When his wife, a surgical technologist at Fairview Hospital, a Cleveland Clinic Health System hospital, insisted he see a doctor, he went - grudgingly - in April 1998. His family physician treated him for acute bronchitis, asthma and a chest cold, but nothing alleviated his breathing problems. Mr. Morrow even quit smoking in June 1998, but his symptoms persisted.
In October of that year, he saw Neil Chadwick, MD, a pulmonologist at Fairview Hospital, who diagnosed silicosis. Silicosis, an occupational lung disease caused by overexposure to crystalline silica dust, reduces the lungs' ability to extract oxygen from the air. Mr. Morrow had contracted the disease about 25 years earlier, when he worked as a sandblaster in the 70s. At the time, the dangers of inhaling the dust weren't known.
For about five years, Mr. Morrow received treatment with steroids and several inhalers.
Then in 2003, results from a pulmonary function test prompted Dr. Chadwick to refer Mr. Morrow to Jeffrey Chapman, MD, at Cleveland Clinic. Dr. Chapman prescribed oxygen and pulmonary rehabilitation for three months.
"I was feeling so much better that I went back to work - against my wife's and doctor's wishes," Mr. Morrow admits. But after nine months, his symptoms worsened. And he returned to the doctor.
Lung Transplant as an Option
Dr. Chapman said it was time to consider transplantation, and he ordered testing to determine if Mr. Morrow was eligible for a lung transplant.
"I never consciously made the decision to have the transplant. I decided to have the tests, and if I wasn't supposed to have a transplant, the decision will be made for me," Mr. Morrow says. Although he had osteoporosis (brought on by the steroids), which sometimes indicates a patient may not be approved, he was given the go-ahead.
"I guess I was meant to have a transplant," he says. Mr. Morrow was placed on the waiting list on Nov. 15, 2004. On Jan. 5, 2005, at 1 a.m., the phone rang: A lung was available. Less than two months had passed.
Road to Recovery
Despite some pain and side effects from the procedure (he suffered from steroid myopathy, which left him unable to walk on his own for a week, he was discharged 12 days after the transplant - breathing freely, he says.
For 16 weeks afterward, Mr. Morrow needed home health care and antibiotics through IVs, as he contracted two infections from the donated lung: MRSA (a staph infection) and cytomegalovirus, both common viruses that may infect those with a weakened immune system.
But even though his road to recovery has been somewhat bumpy, he says it is worth every bump.
"The difference between my breathing before the transplant and breathing now is like night and day," he reveals. "It's a 100-percent turnaround.
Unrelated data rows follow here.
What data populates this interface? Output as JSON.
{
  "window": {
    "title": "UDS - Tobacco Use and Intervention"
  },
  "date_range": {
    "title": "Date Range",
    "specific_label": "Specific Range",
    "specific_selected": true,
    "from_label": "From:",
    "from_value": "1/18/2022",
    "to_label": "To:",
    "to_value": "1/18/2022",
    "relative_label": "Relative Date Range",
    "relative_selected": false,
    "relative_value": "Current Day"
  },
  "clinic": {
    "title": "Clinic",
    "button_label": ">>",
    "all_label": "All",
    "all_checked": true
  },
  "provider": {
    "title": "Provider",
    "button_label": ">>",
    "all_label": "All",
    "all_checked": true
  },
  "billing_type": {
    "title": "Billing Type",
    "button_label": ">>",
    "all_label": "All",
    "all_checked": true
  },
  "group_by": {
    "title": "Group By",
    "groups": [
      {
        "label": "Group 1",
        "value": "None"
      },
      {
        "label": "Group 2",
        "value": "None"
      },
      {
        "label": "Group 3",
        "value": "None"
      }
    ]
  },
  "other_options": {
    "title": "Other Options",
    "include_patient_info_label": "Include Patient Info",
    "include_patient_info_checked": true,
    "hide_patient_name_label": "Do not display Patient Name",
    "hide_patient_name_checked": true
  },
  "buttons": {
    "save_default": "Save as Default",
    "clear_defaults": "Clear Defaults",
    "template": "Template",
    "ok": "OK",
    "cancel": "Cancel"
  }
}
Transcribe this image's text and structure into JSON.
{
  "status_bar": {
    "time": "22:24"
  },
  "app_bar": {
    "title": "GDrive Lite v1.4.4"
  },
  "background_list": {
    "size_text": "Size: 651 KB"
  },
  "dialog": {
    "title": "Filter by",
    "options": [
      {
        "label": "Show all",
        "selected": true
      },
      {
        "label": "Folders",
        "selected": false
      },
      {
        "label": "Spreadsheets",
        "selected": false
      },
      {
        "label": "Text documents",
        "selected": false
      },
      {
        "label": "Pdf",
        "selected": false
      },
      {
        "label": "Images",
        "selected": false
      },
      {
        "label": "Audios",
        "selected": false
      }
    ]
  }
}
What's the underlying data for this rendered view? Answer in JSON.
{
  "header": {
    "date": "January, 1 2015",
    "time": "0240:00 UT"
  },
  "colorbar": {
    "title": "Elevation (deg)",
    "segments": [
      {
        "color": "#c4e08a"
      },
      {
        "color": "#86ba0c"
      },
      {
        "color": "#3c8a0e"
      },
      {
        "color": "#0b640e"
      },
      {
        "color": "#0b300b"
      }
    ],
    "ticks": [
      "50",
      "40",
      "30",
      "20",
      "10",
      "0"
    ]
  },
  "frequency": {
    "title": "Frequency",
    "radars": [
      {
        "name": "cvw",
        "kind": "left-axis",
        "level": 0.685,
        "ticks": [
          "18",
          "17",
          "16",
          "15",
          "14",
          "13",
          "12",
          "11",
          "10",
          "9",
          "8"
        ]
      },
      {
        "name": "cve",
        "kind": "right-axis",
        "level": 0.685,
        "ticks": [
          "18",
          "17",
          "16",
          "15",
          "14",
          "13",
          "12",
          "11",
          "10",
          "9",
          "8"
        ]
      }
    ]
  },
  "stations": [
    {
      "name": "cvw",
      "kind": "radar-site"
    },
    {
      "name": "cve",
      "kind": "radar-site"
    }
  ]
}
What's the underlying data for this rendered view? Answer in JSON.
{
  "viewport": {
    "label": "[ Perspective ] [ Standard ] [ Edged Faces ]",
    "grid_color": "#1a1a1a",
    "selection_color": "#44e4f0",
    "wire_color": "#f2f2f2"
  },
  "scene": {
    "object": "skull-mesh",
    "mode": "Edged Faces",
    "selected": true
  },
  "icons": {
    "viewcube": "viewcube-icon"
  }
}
Now, I ride my bicycle almost every day."
Mrs. Morrow agrees. "He's enjoying life so much better," she says, indicating they even acquired a new member of the family recently: a shed-free schnoodle (schnauzer/poodle mix) named Brody.
Noting that he's a "work in progress," he visits Cleveland Clinic regularly for check-ups and blood work. "I credit them for my improved quality of life. They know what they are doing, so I listen."
Support of Loved Ones
Mr. Morrow does admit that a lung transplant requires a complete lifestyle change, for both the patient and the family.
For example, if his grandkids have colds, he doesn't visit them, and they are not allowed to come over. And he wears a mask to protect himself from germs when he picks them up from school. But he said his daughter, Erika, and her husband, J.R., understand his restrictions, and they are just happy he is feeling better.
"I couldn't have done it without the support of my entire family," Mr. Morrow says.
The high school sweethearts, married 31 years, also credit their strong faith in God and the support of their church family in helping them journey this long road successfully.
"We are so blessed," they both agree.